The Kremlin moves while Washington is distracted.
Moscow claimed to have thwarted Ukrainian attempts to cross the Dnipro River on Sunday. Six were killed at a logistics centre in Kharkiv on Saturday. Intensified shelling in Kherson, and Avdiivka near Donetsk, continued over the weekend.
INTELLIGENCE. Should Russia breach Ukraine’s defences at Avdiivka it would be a blow to Kyiv’s counteroffensive and change the course of the war. This appears to be the Kremlin’s calculation as it accepts heavy losses in a Bakhmut-style assault. Should Ukraine’s situation materially worsen before the US Congress elects a new speaker and decides on the White House’s latest spending proposal, Russia hopes the chances of replenishment will diminish.
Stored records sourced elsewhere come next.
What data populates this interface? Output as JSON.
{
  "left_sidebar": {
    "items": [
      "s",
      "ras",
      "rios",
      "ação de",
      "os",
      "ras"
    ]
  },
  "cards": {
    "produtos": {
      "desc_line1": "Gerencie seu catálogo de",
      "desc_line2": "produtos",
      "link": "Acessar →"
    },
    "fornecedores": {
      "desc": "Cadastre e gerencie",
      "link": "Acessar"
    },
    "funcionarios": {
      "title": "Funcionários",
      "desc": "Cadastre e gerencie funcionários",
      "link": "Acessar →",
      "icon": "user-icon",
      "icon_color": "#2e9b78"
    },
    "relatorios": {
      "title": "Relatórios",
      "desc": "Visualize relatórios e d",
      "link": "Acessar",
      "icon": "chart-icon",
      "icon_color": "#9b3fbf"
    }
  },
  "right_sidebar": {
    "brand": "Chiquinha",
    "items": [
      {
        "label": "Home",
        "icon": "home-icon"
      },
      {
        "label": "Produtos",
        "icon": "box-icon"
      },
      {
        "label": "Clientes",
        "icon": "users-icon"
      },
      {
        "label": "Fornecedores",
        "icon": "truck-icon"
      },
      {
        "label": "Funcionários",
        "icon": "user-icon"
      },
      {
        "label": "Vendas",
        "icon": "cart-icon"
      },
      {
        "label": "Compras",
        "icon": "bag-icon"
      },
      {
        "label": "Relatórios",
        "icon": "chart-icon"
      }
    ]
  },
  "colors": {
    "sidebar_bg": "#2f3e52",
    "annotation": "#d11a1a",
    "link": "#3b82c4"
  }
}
FOR BUSINESS. Entrenched fortifications along the frontline have made progress difficult for either side. Moscow thus hopes a frontal assault, while costly, will make a difference as Kyiv’s supplies run down. Congress, meanwhile, is no closer to signing off on Joe Biden’s $100 billion funding request. While hardliner Jim Jordan has left the speakership race, Republicans are divided on whether to link spending on Ukraine to Israel and other priorities.